To do –
All of the data is to be set down again without any alteration.

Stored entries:
== Segment start ==

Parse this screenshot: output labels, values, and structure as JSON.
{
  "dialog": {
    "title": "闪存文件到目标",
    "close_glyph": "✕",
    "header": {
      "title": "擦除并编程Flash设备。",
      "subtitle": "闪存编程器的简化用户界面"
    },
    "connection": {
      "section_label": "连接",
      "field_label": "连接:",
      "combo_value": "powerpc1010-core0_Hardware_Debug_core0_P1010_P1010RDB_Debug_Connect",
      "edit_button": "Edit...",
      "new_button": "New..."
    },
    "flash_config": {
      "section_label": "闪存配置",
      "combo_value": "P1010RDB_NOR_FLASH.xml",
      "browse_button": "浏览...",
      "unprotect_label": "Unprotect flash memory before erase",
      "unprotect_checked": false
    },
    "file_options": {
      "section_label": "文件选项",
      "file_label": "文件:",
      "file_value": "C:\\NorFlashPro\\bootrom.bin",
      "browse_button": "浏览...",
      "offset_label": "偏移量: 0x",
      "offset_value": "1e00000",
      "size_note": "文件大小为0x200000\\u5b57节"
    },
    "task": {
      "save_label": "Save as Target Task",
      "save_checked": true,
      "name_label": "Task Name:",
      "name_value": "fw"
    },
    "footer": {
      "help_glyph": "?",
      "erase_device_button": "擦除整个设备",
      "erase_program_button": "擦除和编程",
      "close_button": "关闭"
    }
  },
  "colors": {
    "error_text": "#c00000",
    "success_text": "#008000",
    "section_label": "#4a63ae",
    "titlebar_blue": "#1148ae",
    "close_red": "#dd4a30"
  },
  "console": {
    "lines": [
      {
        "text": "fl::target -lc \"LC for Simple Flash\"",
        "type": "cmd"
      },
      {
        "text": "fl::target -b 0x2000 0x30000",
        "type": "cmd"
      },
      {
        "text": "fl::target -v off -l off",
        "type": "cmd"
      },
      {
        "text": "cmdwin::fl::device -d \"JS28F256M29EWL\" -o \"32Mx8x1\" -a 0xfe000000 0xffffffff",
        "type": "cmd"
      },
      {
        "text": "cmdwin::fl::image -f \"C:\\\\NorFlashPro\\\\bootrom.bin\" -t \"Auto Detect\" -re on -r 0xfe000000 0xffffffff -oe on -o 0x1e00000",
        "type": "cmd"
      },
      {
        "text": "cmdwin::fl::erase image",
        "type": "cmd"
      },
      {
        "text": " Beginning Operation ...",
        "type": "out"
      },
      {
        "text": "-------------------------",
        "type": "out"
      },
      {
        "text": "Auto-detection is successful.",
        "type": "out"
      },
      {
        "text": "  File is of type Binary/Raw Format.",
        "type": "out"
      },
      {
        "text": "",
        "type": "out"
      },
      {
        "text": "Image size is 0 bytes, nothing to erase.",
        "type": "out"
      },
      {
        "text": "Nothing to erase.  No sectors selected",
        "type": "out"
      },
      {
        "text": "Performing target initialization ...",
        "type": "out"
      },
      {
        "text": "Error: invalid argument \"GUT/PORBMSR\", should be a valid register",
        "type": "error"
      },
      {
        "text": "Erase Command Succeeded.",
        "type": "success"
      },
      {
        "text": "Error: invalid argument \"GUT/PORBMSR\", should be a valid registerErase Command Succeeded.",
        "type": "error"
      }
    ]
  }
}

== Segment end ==

Worked solution –
Parse this screenshot: output labels, values, and structure as JSON.
{
  "dialog": {
    "title": "闪存文件到目标",
    "close_glyph": "✕",
    "header": {
      "title": "擦除并编程Flash设备。",
      "subtitle": "闪存编程器的简化用户界面"
    },
    "connection": {
      "section_label": "连接",
      "field_label": "连接:",
      "combo_value": "powerpc1010-core0_Hardware_Debug_core0_P1010_P1010RDB_Debug_Connect",
      "edit_button": "Edit...",
      "new_button": "New..."
    },
    "flash_config": {
      "section_label": "闪存配置",
      "combo_value": "P1010RDB_NOR_FLASH.xml",
      "browse_button": "浏览...",
      "unprotect_label": "Unprotect flash memory before erase",
      "unprotect_checked": false
    },
    "file_options": {
      "section_label": "文件选项",
      "file_label": "文件:",
      "file_value": "C:\\NorFlashPro\\bootrom.bin",
      "browse_button": "浏览...",
      "offset_label": "偏移量: 0x",
      "offset_value": "1e00000",
      "size_note": "文件大小为0x200000\\u5b57节"
    },
    "task": {
      "save_label": "Save as Target Task",
      "save_checked": true,
      "name_label": "Task Name:",
      "name_value": "fw"
    },
    "footer": {
      "help_glyph": "?",
      "erase_device_button": "擦除整个设备",
      "erase_program_button": "擦除和编程",
      "close_button": "关闭"
    }
  },
  "colors": {
    "error_text": "#c00000",
    "success_text": "#008000",
    "section_label": "#4a63ae",
    "titlebar_blue": "#1148ae",
    "close_red": "#dd4a30"
  },
  "console": {
    "lines": [
      {
        "text": "fl::target -lc \"LC for Simple Flash\"",
        "type": "cmd"
      },
      {
        "text": "fl::target -b 0x2000 0x30000",
        "type": "cmd"
      },
      {
        "text": "fl::target -v off -l off",
        "type": "cmd"
      },
      {
        "text": "cmdwin::fl::device -d \"JS28F256M29EWL\" -o \"32Mx8x1\" -a 0xfe000000 0xffffffff",
        "type": "cmd"
      },
      {
        "text": "cmdwin::fl::image -f \"C:\\\\NorFlashPro\\\\bootrom.bin\" -t \"Auto Detect\" -re on -r 0xfe000000 0xffffffff -oe on -o 0x1e00000",
        "type": "cmd"
      },
      {
        "text": "cmdwin::fl::erase image",
        "type": "cmd"
      },
      {
        "text": " Beginning Operation ...",
        "type": "out"
      },
      {
        "text": "-------------------------",
        "type": "out"
      },
      {
        "text": "Auto-detection is successful.",
        "type": "out"
      },
      {
        "text": "  File is of type Binary/Raw Format.",
        "type": "out"
      },
      {
        "text": "",
        "type": "out"
      },
      {
        "text": "Image size is 0 bytes, nothing to erase.",
        "type": "out"
      },
      {
        "text": "Nothing to erase.  No sectors selected",
        "type": "out"
      },
      {
        "text": "Performing target initialization ...",
        "type": "out"
      },
      {
        "text": "Error: invalid argument \"GUT/PORBMSR\", should be a valid register",
        "type": "error"
      },
      {
        "text": "Erase Command Succeeded.",
        "type": "success"
      },
      {
        "text": "Error: invalid argument \"GUT/PORBMSR\", should be a valid registerErase Command Succeeded.",
        "type": "error"
      }
    ]
  }
}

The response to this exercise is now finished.